Following prolonged publicity and controversy in North America throughout its production, Zabriskie Point was released in February 1970, almost four years after Antonioni began pre-production and over a year and a half after shooting began. The film was panned by most critics and other published commentators of all political stripes, as were the performances of Frechette and Halprin. The New York Times reviewer Vincent Canby called Zabriskie Point "a noble artistic impulse short-circuited in a foreign land." Roger Ebert echoed Canby, saying: "The director who made Monica Vitti seem so incredibly alone is incapable, in Zabriskie Point, of making his young characters seem even slightly together. Their voices are empty; they have no resonance as human beings. They don't play to each other, but to vague narcissistic conceptions of themselves. They wouldn't even meet were it not for a preposterous Hollywood coincidence."

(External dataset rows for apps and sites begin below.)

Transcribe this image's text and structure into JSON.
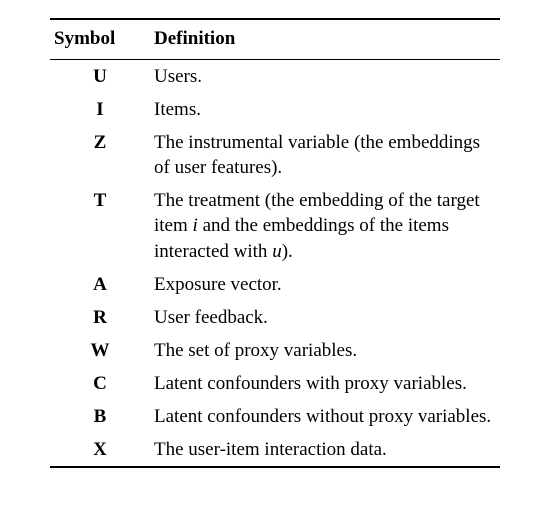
{
  "headers": {
    "symbol": "Symbol",
    "definition": "Definition"
  },
  "rows": [
    {
      "symbol": "U",
      "definition": "Users."
    },
    {
      "symbol": "I",
      "definition": "Items."
    },
    {
      "symbol": "Z",
      "definition": "The instrumental variable (the embeddings of user features)."
    },
    {
      "symbol": "T",
      "definition_parts": [
        "The treatment (the embedding of the target item ",
        "i",
        " and the embeddings of the items interacted with ",
        "u",
        ")."
      ]
    },
    {
      "symbol": "A",
      "definition": "Exposure vector."
    },
    {
      "symbol": "R",
      "definition": "User feedback."
    },
    {
      "symbol": "W",
      "definition": "The set of proxy variables."
    },
    {
      "symbol": "C",
      "definition": "Latent confounders with proxy variables."
    },
    {
      "symbol": "B",
      "definition": "Latent confounders without proxy variables."
    },
    {
      "symbol": "X",
      "definition": "The user-item interaction data."
    }
  ]
}
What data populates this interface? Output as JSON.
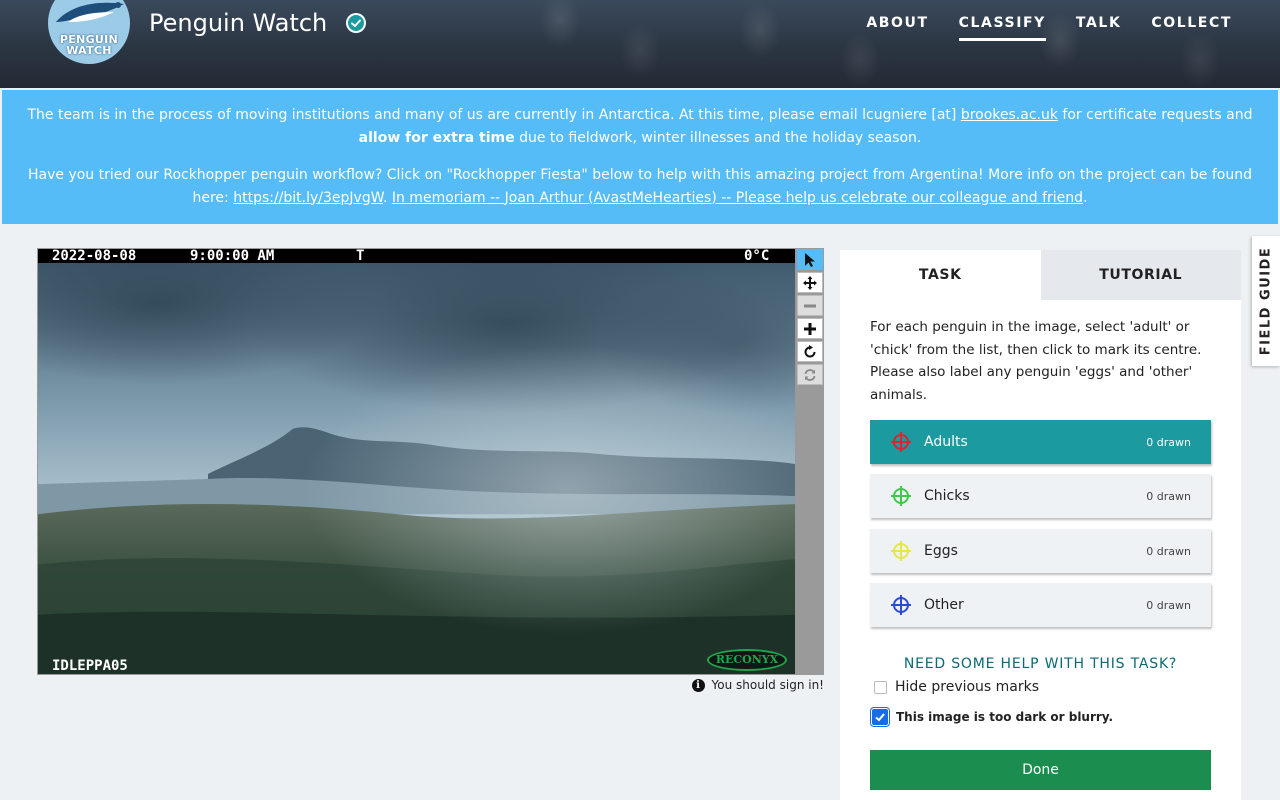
{
  "header": {
    "logo_line1": "PENGUIN",
    "logo_line2": "WATCH",
    "project_title": "Penguin Watch",
    "nav": {
      "about": "ABOUT",
      "classify": "CLASSIFY",
      "talk": "TALK",
      "collect": "COLLECT"
    }
  },
  "announcement": {
    "p1_text_1": "The team is in the process of moving institutions and many of us are currently in Antarctica. At this time, please email lcugniere [at] ",
    "p1_link": "brookes.ac.uk",
    "p1_text_2": " for certificate requests and ",
    "p1_bold": "allow for extra time",
    "p1_text_3": " due to fieldwork, winter illnesses and the holiday season.",
    "p2_text_1": "Have you tried our Rockhopper penguin workflow? Click on \"Rockhopper Fiesta\" below to help with this amazing project from Argentina! More info on the project can be found here: ",
    "p2_link1": "https://bit.ly/3epJvgW",
    "p2_sep": ". ",
    "p2_link2": "In memoriam -- Joan Arthur (AvastMeHearties) -- Please help us celebrate our colleague and friend",
    "p2_end": "."
  },
  "subject": {
    "date": "2022-08-08",
    "time": "9:00:00 AM",
    "flag": "T",
    "temperature": "0°C",
    "camera_id": "IDLEPPA05",
    "camera_brand": "RECONYX"
  },
  "signin_notice": "You should sign in!",
  "task_panel": {
    "tabs": {
      "task": "TASK",
      "tutorial": "TUTORIAL"
    },
    "instructions": "For each penguin in the image, select 'adult' or 'chick' from the list, then click to mark its centre. Please also label any penguin 'eggs' and 'other' animals.",
    "tools": [
      {
        "label": "Adults",
        "count": "0 drawn",
        "color": "#d9252b"
      },
      {
        "label": "Chicks",
        "count": "0 drawn",
        "color": "#3fc94b"
      },
      {
        "label": "Eggs",
        "count": "0 drawn",
        "color": "#e6e64a"
      },
      {
        "label": "Other",
        "count": "0 drawn",
        "color": "#2b4bd6"
      }
    ],
    "help_link": "NEED SOME HELP WITH THIS TASK?",
    "hide_marks_label": "Hide previous marks",
    "hide_marks_checked": false,
    "too_dark_label": "This image is too dark or blurry.",
    "too_dark_checked": true,
    "done_label": "Done"
  },
  "field_guide": "FIELD GUIDE",
  "colors": {
    "banner": "#55bcf7",
    "active_tool": "#1b9aa0",
    "done": "#1b8e4f",
    "help_link": "#0b6a73",
    "toolbar_active": "#55bcf7"
  }
}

The counterculture audience MGM hoped to draw largely ignored the film during its brief theatrical run and taken altogether the outcome was a notorious box office bomb. Production expenses were at least $7,000,000, and only $900,000 was made in the domestic release. It has also been described as "the worst film ever made by a director of genius" but it "is still absolutely watchable because of the magic of Antonioni's eye". Over 20 years after the film's release, Rolling Stone editor David Fricke wrote that "Zabriskie Point was one of the most extraordinary disasters in modern cinematic history." It was the only film Antonioni ever directed in the United States, where in 1994 he was given the Honorary Academy Award "in recognition of his place as one of the cinema's master visual stylists." Following early 21st-century screenings of pristine wide-screen prints and a later DVD release, Zabriskie Point at last garnered some critical praise, mostly for the stark beauty of its cinematography and innovative use of music in the soundtrack, but opinions about the film were still mixed. Director Stéphane Sednaoui referenced the film in his video for "Today" by The Smashing Pumpkins, where an ice-cream salesman steals his employer's ice-cream van, escapes to the desert, and colourfully paints the van while couples kiss in the desert.